“I was carrying a memory box, while others were carrying their baby.”

When Sami discovered she was pregnant, she and her partner, Brandon, were excited but apprehensive. Their first pregnancy three years earlier had ended in miscarriage at seven weeks and Sami had worried about what this meant for the future. But the couple were ecstatic to receive such happy news.

Understandably, those first few early weeks were nervy, but an early, private scan, helped to put their minds at rest. At their 12 week scan however, the sonographer noticed that the baby’s bladder looked a little enlarged. Unsure of how serious the issue was, the couple were referred to Birmingham Women’s Hospital’s specialist Fetal Medicine team.    

Doctors considered what the problem could be. There was the chance it could be LUTO (lower urinary tract obstruction) and, as the weeks passed, it became clearer that that was the case. The blockage in the baby’s bladder meant it couldn’t release fluids and therefore wasn’t taking on enough fluid either. That could eventually lead to the baby’s bladder rupturing. The doctors were honest with the couple that their baby’s chances of survival were slim.

It was devastating news for Sami and Brandon. Sami said: “It was hard for us to take in, it just didn’t seem real. We were offered a medical termination, but we didn’t want to give up on our baby. If there was even the smallest chance it could survive, we had to take it.”

As the pregnancy progressed, Sami was seen more and more frequently and eventually every week. She was booked in for a caesarean section at 37 weeks. Sami tried to mentally prepare herself: “I convinced myself everything would be fine; that the baby would go into neonatal intensive care (NICU) for a few weeks, and then to Birmingham Children’s Hospital for further treatment. I got my bag ready, with the baby’s clothes, and was set to go.”    

On the day, Sami and Brandon went down to theatre, with their family waiting in the recovery room. Their baby daughter, Pip, was born at 11am, and as she was, she let out a little cry. Upon hearing her, a huge wave of relief washed over Sami, but then she saw the staff look at one another.

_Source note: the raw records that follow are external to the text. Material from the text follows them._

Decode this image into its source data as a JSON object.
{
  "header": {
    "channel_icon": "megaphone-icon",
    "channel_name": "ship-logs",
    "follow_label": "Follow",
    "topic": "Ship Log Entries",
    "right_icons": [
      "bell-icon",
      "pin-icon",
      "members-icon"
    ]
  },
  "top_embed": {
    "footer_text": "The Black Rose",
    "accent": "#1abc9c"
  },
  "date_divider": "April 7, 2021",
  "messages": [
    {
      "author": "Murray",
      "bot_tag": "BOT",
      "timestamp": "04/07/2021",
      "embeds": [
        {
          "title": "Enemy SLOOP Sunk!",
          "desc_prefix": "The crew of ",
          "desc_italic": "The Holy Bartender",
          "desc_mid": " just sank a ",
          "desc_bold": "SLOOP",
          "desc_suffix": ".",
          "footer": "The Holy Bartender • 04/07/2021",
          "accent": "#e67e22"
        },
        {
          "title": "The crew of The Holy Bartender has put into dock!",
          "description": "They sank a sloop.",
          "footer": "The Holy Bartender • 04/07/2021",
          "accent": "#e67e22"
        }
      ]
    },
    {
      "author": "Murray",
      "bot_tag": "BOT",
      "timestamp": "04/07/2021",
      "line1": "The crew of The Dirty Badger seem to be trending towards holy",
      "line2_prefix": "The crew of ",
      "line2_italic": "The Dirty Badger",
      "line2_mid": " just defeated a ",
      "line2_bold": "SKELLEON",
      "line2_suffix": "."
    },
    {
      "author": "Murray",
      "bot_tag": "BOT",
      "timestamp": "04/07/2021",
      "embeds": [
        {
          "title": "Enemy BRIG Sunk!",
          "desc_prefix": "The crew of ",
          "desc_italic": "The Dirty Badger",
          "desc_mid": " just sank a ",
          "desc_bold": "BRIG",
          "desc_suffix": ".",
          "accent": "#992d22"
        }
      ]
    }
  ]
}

Pip quickly was intubated and taken down to NICU, so the doctors could work to save her. Brandon followed the doctors, while Sami waited in the theatre. A midwife held her hand tightly, trying to offer her some comfort. Soon after, the news came – there was nothing that could be done to save Pip. Heartbroken, Sami asked to be taken to her.

Pip lived for five hours and 36 minutes. During that time, the couple held her, their family was able to meet her and make precious memories. The hospital chaplain even came to give her a blessing. Sami said: “I was utterly heartbroken. She was perfect, with 10 perfect little toes. I kept hoping the doctors would tell me they’d got it wrong, that everything would be OK.”

The couple were able to spend the night with baby Pip. They washed and dressed her, held her and took pictures with her. It’s this time with their baby that Sami and Brandon cherish most. Eventually, the couple knew it was time to leave her, and when they walked out of the Abby Suite – the hospital’s bereavement suite – their protective bubble burst.

Sami said: “I could hear babies crying all around me. When I passed a pregnant mum, I had to keep my eyes down. I was carrying a memory box, while others were carrying their baby.”

When complete, Woodland House will provide a safe haven for our bereaved couples, away from the hustle and bustle of the main hospital, and with private access. With a sympathetic setting that will honour their loss, families will be able to spend time with their baby, in privacy, without the worry of running into other pregnant families.

Sami said: “I was so apprehensive going back to the hospital for my follow up appointments. It’s somewhere I’ve received bad news, after bad news, so having Woodland House will remove that anxiety and trauma. It’ll be somewhere you’ll walk into, where other people know exactly what you’re going through, reassuring you that you’re not alone.”